The impact the practices had on her students was swift and significant.
“I saw kids learning self-regulation, or the ability to manage big feelings and find calm within total chaos.” Flaminio said. “These were kids who were not responding to mainstream therapies. After I introduced yoga and mindfulness practices in my work with kids, I saw more improvement in two months than I’d seen in 10 years.”
Flaminio found the impact of this shift so significant that she took paid leave from the Minneapolis public schools and traveled the country, learning more about integrative practices and how to apply them to children’s mental health care. Along the way, she met Marit Appeldoorn, a Minneapolis-based family therapist and certified Yoga Calm instructor; and Carol Siegel, a Minneapolis-based child psychologist. All three women were interested in promoting connections between traditional therapies and integrative, holistic practices.
Creating a forum
“It became really clear to me that there’s a whole community of holistic practitioners and a whole community of mental health providers out there and there hasn’t been a forum for them network and collaborate.” Flaminio said. Connecting with Appeldoorn and Siegel was energizing: “We were all saying, ‘Isn’t this great? What if we could have a whole conference where everyone is sitting together and learning from one another?’ ”
The three put their heads together and came up with a plan, Flamino recalled: “We wanted to introduce as many people as possible to these powerful integrative modalities.”
The result of Flaminio, Appeldoorn and Siegel’s collaboration was Integrative Approach to Mental Health Conference and Expo: Moving Theory Into Practice, a gathering designed for mental health professionals, educators, parents, yoga instructors and members of the public interested in integrating mainstream and holistic therapies.
Conference will be held Oct. 8-9
The first conference and expo was held in 2014, and drew about 150 participants. This year’s event will be held Thursday-Friday Oct. 8-9 at Amherst H. Wilder Foundation in St. Paul.
Opening-day activities will begin at 5:30 p.m. Thursday, with a free wellness expo featuring vendors, local nonprofits, music, light refreshments, workshops and an evening welcome reception. On Friday, the conference runs from 8 a.m. to 4:30 p.m., opening with a keynote talk from Nimi Singh, M.D., M.P.H., M.A., assistant professor and division head of adolescent health and medicine at the University of Minnesota’s department of pediatrics. The rest of the day will feature “experiential workshops,” Flaminio said, designed to introduce participants to new methods of treatment and interaction with clients.
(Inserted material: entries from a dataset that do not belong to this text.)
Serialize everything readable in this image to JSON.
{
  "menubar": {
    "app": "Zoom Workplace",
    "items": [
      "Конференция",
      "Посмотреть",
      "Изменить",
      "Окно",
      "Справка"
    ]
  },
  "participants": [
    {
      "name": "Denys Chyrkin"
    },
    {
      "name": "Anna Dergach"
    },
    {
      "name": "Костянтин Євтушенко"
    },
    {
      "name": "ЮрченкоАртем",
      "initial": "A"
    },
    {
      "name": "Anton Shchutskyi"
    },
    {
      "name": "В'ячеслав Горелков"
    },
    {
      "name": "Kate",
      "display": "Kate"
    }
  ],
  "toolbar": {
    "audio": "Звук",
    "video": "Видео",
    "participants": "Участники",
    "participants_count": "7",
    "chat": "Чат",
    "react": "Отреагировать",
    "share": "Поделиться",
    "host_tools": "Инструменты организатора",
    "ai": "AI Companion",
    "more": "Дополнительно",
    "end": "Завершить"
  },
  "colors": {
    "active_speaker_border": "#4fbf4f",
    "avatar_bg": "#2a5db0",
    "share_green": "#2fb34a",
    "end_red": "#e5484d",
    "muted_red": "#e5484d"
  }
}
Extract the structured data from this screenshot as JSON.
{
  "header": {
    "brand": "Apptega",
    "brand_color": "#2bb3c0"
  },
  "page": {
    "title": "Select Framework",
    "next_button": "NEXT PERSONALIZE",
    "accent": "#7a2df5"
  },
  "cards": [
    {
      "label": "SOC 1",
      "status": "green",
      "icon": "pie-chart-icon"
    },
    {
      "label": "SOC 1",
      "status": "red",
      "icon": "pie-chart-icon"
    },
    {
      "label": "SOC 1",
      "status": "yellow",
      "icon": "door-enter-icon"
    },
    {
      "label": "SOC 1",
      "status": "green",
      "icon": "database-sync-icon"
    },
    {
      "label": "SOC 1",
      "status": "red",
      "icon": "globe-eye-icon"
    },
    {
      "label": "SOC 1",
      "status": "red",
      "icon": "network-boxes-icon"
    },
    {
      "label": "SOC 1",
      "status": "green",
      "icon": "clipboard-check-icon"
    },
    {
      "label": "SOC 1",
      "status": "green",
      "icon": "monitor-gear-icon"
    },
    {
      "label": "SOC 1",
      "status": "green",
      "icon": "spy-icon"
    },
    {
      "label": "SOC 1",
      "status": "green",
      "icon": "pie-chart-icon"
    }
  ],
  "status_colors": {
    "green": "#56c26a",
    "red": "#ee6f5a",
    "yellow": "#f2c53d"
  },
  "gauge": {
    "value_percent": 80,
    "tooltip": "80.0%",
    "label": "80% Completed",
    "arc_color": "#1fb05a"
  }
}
Conference organizers are hoping to meet or exceed last year’s attendance numbers, Flaminio said. Response to the event has been positive so far, and she and her co-founders feel excited about the opportunity to expose more mental health workers and educators to new ways of healing, new understandings of the body-brain connection can promote greater mental health.
“Our passion is to provide this beautiful event,” said Flaminio, who also runs 1000 Petals, a well-being consulting company. “From the moment they walk in, participants will see and feel that this conference is about healing and looking at mental health from a new perspective.”
Conference registration is still open, and continuing education units will be provided for educators. For registration information, go here.